• **Material shown**:
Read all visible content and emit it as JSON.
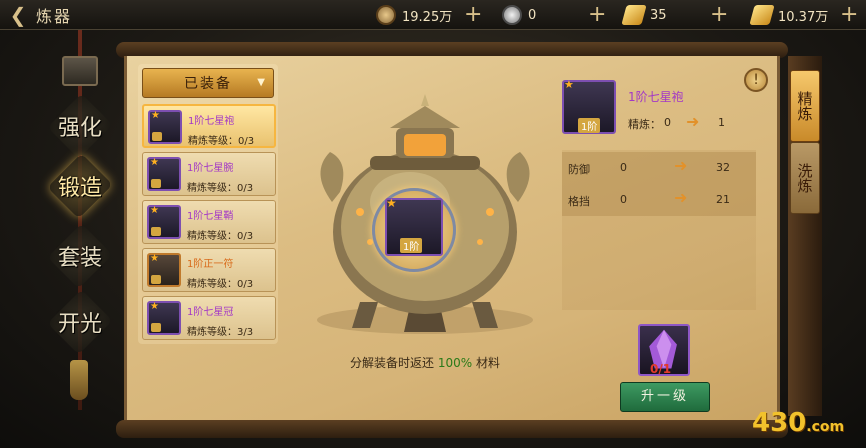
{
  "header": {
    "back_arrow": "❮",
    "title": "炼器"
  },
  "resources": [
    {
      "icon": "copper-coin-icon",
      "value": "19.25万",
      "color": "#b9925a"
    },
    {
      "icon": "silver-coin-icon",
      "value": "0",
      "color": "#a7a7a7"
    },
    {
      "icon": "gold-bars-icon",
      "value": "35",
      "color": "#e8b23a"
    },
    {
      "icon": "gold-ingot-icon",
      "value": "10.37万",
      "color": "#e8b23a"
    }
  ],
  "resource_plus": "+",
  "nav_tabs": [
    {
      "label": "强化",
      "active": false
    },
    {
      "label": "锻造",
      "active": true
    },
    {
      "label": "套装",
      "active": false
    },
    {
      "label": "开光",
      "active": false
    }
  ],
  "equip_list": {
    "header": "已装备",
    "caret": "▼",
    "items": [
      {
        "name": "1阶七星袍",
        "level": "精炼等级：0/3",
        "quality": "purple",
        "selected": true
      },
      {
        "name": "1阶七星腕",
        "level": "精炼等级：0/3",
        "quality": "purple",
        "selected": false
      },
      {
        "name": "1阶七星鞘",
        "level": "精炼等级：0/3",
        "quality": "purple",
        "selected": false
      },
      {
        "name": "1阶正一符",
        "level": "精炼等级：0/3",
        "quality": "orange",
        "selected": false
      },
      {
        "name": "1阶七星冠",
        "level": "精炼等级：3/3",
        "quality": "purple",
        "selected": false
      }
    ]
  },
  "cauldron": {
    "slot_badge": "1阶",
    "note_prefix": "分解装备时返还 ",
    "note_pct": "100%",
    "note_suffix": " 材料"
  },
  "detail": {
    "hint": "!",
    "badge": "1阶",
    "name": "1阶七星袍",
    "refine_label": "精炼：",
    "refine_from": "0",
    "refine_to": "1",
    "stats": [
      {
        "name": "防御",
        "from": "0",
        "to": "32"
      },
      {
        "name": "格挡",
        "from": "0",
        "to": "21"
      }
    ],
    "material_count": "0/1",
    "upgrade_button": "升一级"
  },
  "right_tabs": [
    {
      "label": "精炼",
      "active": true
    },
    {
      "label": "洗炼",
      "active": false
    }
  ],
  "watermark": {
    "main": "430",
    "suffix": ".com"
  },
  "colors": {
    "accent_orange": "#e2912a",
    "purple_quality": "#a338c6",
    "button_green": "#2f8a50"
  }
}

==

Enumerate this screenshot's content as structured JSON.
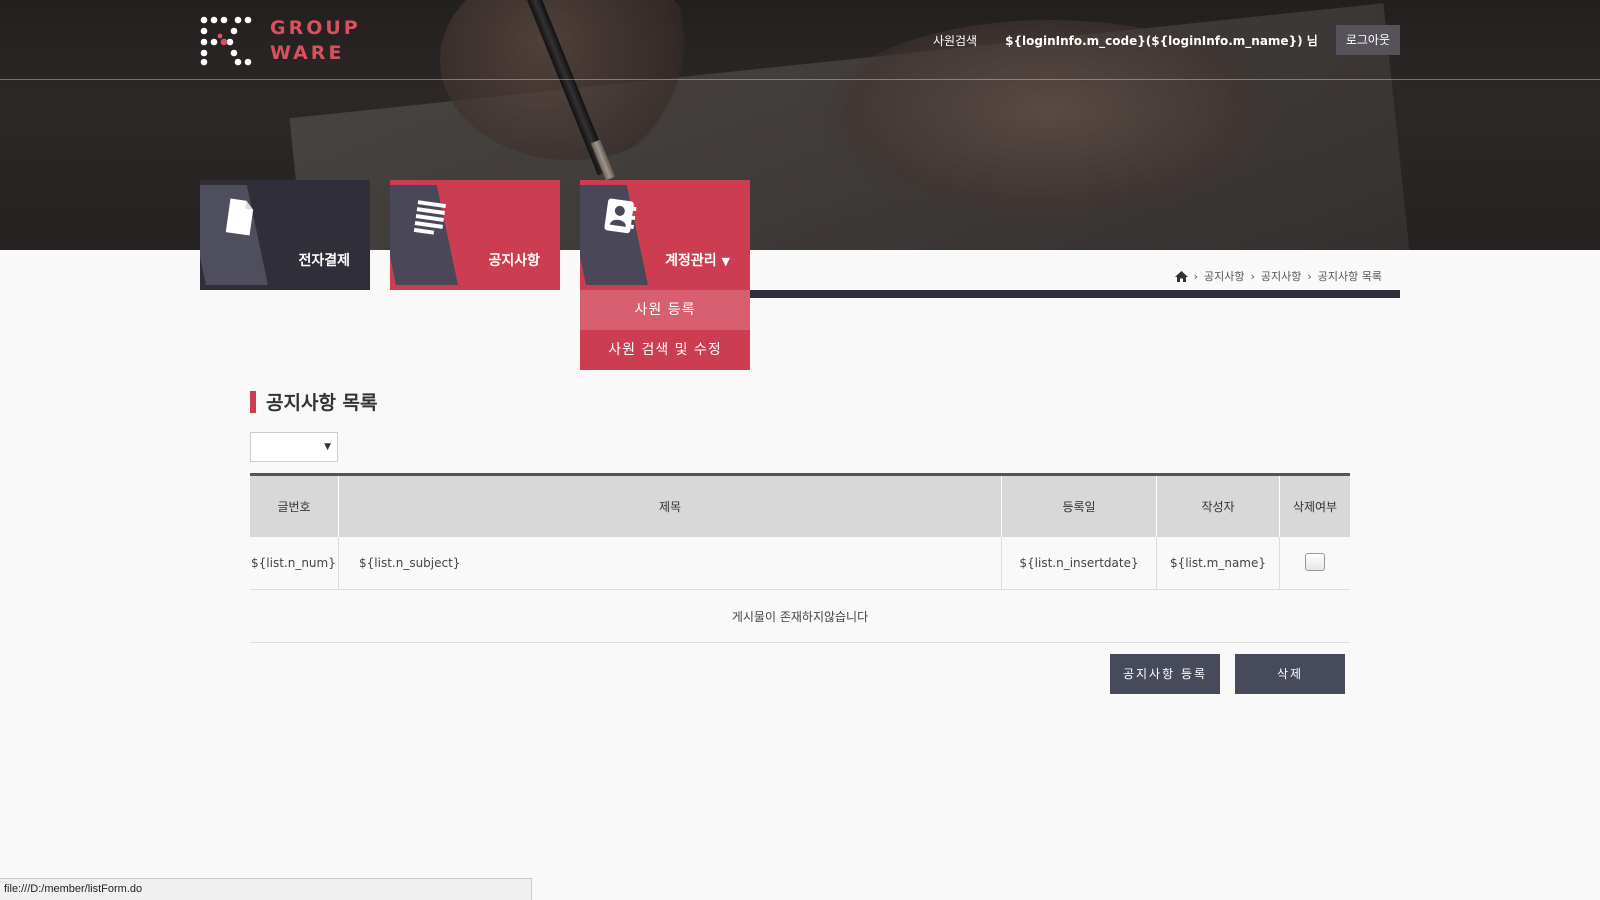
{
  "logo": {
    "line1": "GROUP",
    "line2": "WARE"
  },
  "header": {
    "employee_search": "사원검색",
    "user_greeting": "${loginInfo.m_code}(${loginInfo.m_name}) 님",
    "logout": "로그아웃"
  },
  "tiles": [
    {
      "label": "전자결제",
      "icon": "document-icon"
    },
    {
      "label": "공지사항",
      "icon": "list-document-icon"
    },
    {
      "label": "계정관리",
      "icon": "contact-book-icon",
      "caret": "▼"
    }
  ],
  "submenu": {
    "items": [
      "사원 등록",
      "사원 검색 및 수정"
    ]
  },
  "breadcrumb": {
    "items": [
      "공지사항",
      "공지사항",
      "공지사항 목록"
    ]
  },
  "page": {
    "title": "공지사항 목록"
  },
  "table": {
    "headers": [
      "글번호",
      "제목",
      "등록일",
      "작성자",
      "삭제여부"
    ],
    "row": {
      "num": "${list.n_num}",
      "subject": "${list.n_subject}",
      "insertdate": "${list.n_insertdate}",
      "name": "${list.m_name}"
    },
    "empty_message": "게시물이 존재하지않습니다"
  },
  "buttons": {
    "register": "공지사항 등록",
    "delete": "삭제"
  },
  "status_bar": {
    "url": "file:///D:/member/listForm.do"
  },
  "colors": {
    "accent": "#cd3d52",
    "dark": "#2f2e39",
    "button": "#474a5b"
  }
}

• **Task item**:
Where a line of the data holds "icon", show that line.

• **Result of this task**:
      "icon": "copper-coin-icon",
      "icon": "silver-coin-icon",
      "icon": "gold-bars-icon",
      "icon": "gold-ingot-icon",
      "icon": "document-icon"
      "icon": "list-document-icon"
      "icon": "contact-book-icon",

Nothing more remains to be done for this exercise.